“It’s a marked success for Accra because they got a low yield and a bigger size,” a sovereign debt market watcher told Reuters. “The pricing revision may have aided the deal and left investors unhappy.”
It was Ghana’s sixth sale since a 2007 debut. Lead advisers for the sale were Bank of America Merrill Lynch, Citigroup, JP Morgan and Standard Chartered. Ghana is rated B3/B-/B
The government plans to use some of the proceeds to refinance debt and up to $750 million as revenue for its 2018 budget. Ghana, which exports cocoa, gold and oil, is in its final year of a $918 million IMF credit deal to narrow fiscal deficit, inflation and public debt which hit 69 percent of gross domestic product in December.
The Thursday sale by Ghana followed similar big transactions by continental peers Angola, Kenya and Nigeria.
Marriott Hotels has announced its debut in west Africa, with the opening of Accra Marriott Hotel.
Owned by African Hospitality, the hotel is strategically located opposite the Kotoka International Airport.

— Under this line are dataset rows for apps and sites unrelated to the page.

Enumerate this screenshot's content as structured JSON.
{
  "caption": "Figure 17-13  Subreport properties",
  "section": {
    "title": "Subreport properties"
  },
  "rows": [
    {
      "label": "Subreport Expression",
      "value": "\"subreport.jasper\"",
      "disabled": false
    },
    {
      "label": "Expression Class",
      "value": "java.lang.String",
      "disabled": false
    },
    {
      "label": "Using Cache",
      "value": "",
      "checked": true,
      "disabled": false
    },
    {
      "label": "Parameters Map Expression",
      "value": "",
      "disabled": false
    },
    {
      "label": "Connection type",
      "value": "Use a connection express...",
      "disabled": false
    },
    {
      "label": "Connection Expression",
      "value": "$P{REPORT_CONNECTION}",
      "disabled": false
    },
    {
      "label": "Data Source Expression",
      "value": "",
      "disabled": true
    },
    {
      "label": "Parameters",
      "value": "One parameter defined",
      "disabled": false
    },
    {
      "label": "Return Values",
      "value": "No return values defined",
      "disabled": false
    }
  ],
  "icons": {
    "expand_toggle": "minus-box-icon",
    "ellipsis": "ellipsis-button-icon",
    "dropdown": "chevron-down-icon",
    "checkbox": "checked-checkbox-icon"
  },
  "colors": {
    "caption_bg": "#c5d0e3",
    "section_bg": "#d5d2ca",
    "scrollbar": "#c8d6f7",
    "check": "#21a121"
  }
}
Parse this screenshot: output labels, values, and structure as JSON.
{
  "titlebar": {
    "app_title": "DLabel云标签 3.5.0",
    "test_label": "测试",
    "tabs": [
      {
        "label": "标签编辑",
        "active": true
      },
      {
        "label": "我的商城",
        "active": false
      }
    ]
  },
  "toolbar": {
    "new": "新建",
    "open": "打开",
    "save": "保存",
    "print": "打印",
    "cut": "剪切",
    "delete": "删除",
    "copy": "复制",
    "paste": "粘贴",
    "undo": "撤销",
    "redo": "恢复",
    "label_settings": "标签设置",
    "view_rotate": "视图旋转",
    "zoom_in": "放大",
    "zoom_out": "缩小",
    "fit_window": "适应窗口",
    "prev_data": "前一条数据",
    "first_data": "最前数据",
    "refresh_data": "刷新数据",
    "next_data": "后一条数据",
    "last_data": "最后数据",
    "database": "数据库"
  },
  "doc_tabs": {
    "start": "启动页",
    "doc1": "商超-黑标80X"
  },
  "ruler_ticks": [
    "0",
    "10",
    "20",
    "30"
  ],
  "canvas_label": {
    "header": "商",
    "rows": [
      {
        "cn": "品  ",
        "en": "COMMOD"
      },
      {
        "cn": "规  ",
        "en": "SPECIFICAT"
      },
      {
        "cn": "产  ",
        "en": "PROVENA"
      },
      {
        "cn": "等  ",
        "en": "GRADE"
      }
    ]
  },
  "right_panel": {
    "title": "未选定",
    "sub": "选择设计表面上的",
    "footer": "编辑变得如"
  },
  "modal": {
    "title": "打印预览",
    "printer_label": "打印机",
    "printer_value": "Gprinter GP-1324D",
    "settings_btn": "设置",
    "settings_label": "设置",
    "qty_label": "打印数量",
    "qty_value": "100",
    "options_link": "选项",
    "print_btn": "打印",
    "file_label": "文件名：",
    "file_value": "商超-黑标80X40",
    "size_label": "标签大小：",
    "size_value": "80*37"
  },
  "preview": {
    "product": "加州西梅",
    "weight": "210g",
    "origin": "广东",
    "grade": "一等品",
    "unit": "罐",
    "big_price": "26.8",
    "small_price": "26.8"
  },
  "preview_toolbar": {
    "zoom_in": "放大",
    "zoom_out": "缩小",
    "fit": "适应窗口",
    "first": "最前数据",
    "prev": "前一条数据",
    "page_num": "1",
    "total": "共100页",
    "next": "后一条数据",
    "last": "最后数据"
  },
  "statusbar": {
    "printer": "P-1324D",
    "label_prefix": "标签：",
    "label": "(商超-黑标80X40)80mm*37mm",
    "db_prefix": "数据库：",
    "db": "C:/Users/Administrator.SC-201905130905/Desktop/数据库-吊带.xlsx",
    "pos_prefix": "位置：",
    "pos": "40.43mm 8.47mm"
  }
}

Set in the heart of Airport City, a burgeoning urban development, the Accra Marriott Hotel is just a few kilometres outside of the central business district providing easy access to major corporate businesses, government entities and well-known city landmarks.
“We are thrilled to open the Accra Marriott Hotel, a highly anticipated addition to our Africa portfolio and a significant milestone in our journey,” said Alex Kyriakidis, president, Middle East and Africa, Marriott International.
“Accra is the heartbeat of Ghana, a dynamic city bustling with energy.
“A commercial, manufacturing, and communications centre with great shopping and excellent nightlife, it makes an interesting travel destination both for business and for leisure.
“The Accra Marriott Hotel will add to the city’s maturing hospitality scene, inspiring guests with more forward-thinking experiences and aesthetically inspiring spaces that speak to their inventive nature.”
With 208 well-appointed rooms, three = dining venues, 800 square meters of meeting space, a pool and a fully equipped fitness centre, Accra Marriott Hotel offers state-of-the-art business facilities.